Persimmon’s gross profit per plot rose three-and-a-half fold over the last eight years, while its land costs have fallen by a quarter, according to analysis by Neal Hudson of Residential Analysts.
The analysis shows that in 2010 the housebuilder’s gross profit per plot was just £20,763. In the four years to 2014 this had more than doubled to £42,330 before reaching £70,013 in H1 2018.
Land costs per plot were £42,814 in 2010 and have declined gradually over the years to reach £32,476 in 2018. Build and other direct costs saw a small rise from £103,672 to £113,324 over the same period.
The eagle-eyed will notice that land costs and build costs combined were almost exactly the same in both 2010 and 2018, while gross profit soared.
It’s likely that a number of factors have contributed to these figures, including UK economic performance, Brexit-related issues and the Help to Buy scheme.
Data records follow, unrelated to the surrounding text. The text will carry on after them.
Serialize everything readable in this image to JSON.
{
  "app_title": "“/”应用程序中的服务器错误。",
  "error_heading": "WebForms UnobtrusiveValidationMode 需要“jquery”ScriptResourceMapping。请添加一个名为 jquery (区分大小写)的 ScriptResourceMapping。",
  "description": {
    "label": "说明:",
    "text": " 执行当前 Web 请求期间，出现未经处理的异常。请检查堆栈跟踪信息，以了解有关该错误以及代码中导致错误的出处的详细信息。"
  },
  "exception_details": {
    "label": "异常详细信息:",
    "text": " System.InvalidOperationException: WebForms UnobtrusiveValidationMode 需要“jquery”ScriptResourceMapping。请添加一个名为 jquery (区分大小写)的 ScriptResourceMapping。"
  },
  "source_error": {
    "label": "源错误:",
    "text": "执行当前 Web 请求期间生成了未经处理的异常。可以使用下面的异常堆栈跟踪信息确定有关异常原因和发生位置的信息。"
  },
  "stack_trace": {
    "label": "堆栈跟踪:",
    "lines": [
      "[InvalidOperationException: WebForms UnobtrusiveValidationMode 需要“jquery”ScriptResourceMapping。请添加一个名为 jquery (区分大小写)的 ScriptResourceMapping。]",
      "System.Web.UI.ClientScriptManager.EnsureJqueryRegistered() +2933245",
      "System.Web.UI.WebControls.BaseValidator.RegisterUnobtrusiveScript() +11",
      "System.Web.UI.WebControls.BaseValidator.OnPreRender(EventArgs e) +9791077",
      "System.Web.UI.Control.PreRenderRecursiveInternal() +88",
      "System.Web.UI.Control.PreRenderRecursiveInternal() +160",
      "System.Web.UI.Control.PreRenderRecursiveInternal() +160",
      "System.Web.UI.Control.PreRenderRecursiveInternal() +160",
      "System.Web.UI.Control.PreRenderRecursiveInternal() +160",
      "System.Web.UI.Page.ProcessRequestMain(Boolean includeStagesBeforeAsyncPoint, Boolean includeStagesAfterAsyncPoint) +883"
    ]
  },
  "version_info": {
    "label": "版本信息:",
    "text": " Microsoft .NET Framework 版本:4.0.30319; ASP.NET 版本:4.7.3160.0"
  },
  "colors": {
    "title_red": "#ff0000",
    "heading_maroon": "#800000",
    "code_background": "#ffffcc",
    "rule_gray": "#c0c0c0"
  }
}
However, investors might wonder what part ex-CEO Jeff Fairburn, who was appointed to his position in 2013, may have played.